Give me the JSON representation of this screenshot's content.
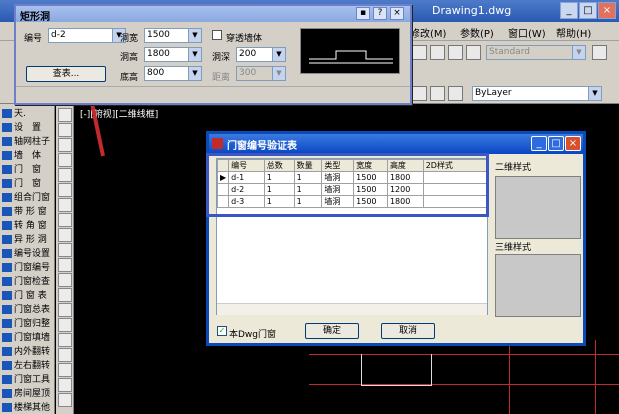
{
  "app": {
    "title": "Drawing1.dwg",
    "menu": [
      "修改(M)",
      "参数(P)",
      "窗口(W)",
      "帮助(H)"
    ],
    "viewport_label": "[-][俯视][二维线框]",
    "style_select": "Standard",
    "layer_select": "ByLayer"
  },
  "left_panel": {
    "items": [
      "天.",
      "设　置",
      "轴网柱子",
      "墙　体",
      "门　窗",
      "门　窗",
      "组合门窗",
      "带 形 窗",
      "转 角 窗",
      "异 形 洞",
      "编号设置",
      "门窗编号",
      "门窗检查",
      "门 窗 表",
      "门窗总表",
      "门窗归整",
      "门窗填墙",
      "内外翻转",
      "左右翻转",
      "门窗工具",
      "房间屋顶",
      "楼梯其他"
    ]
  },
  "rect_palette": {
    "title": "矩形洞",
    "header_buttons": [
      "▪",
      "?",
      "×"
    ],
    "number_label": "编号",
    "number_value": "d-2",
    "width_label": "洞宽",
    "width_value": "1500",
    "height_label": "洞高",
    "height_value": "1800",
    "sill_label": "底高",
    "sill_value": "800",
    "through_wall_label": "穿透墙体",
    "depth_label": "洞深",
    "depth_value": "200",
    "distance_label": "距离",
    "distance_value": "300",
    "lookup_button": "查表..."
  },
  "dialog": {
    "title": "门窗编号验证表",
    "columns": [
      "编号",
      "总数",
      "数量",
      "类型",
      "宽度",
      "高度",
      "2D样式"
    ],
    "rows": [
      {
        "marker": "▶",
        "cells": [
          "d-1",
          "1",
          "1",
          "墙洞",
          "1500",
          "1800",
          ""
        ]
      },
      {
        "marker": "",
        "cells": [
          "d-2",
          "1",
          "1",
          "墙洞",
          "1500",
          "1200",
          ""
        ]
      },
      {
        "marker": "",
        "cells": [
          "d-3",
          "1",
          "1",
          "墙洞",
          "1500",
          "1800",
          ""
        ]
      }
    ],
    "style_2d_label": "二维样式",
    "style_3d_label": "三维样式",
    "checkbox_label": "本Dwg门窗",
    "ok_button": "确定",
    "cancel_button": "取消"
  },
  "colors": {
    "accent": "#0a4ab8",
    "highlight_frame": "#3b57c4",
    "arrow": "#c22b2b"
  }
}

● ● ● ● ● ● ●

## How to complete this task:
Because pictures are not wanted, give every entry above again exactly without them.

## Result:
Give me the JSON representation of this screenshot's content.
{
  "app": {
    "title": "Drawing1.dwg",
    "menu": [
      "修改(M)",
      "参数(P)",
      "窗口(W)",
      "帮助(H)"
    ],
    "viewport_label": "[-][俯视][二维线框]",
    "style_select": "Standard",
    "layer_select": "ByLayer"
  },
  "left_panel": {
    "items": [
      "天.",
      "设　置",
      "轴网柱子",
      "墙　体",
      "门　窗",
      "门　窗",
      "组合门窗",
      "带 形 窗",
      "转 角 窗",
      "异 形 洞",
      "编号设置",
      "门窗编号",
      "门窗检查",
      "门 窗 表",
      "门窗总表",
      "门窗归整",
      "门窗填墙",
      "内外翻转",
      "左右翻转",
      "门窗工具",
      "房间屋顶",
      "楼梯其他"
    ]
  },
  "rect_palette": {
    "title": "矩形洞",
    "header_buttons": [
      "▪",
      "?",
      "×"
    ],
    "number_label": "编号",
    "number_value": "d-2",
    "width_label": "洞宽",
    "width_value": "1500",
    "height_label": "洞高",
    "height_value": "1800",
    "sill_label": "底高",
    "sill_value": "800",
    "through_wall_label": "穿透墙体",
    "depth_label": "洞深",
    "depth_value": "200",
    "distance_label": "距离",
    "distance_value": "300",
    "lookup_button": "查表..."
  },
  "dialog": {
    "title": "门窗编号验证表",
    "columns": [
      "编号",
      "总数",
      "数量",
      "类型",
      "宽度",
      "高度",
      "2D样式"
    ],
    "rows": [
      {
        "marker": "▶",
        "cells": [
          "d-1",
          "1",
          "1",
          "墙洞",
          "1500",
          "1800",
          ""
        ]
      },
      {
        "marker": "",
        "cells": [
          "d-2",
          "1",
          "1",
          "墙洞",
          "1500",
          "1200",
          ""
        ]
      },
      {
        "marker": "",
        "cells": [
          "d-3",
          "1",
          "1",
          "墙洞",
          "1500",
          "1800",
          ""
        ]
      }
    ],
    "style_2d_label": "二维样式",
    "style_3d_label": "三维样式",
    "checkbox_label": "本Dwg门窗",
    "ok_button": "确定",
    "cancel_button": "取消"
  },
  "colors": {
    "accent": "#0a4ab8",
    "highlight_frame": "#3b57c4",
    "arrow": "#c22b2b"
  }
}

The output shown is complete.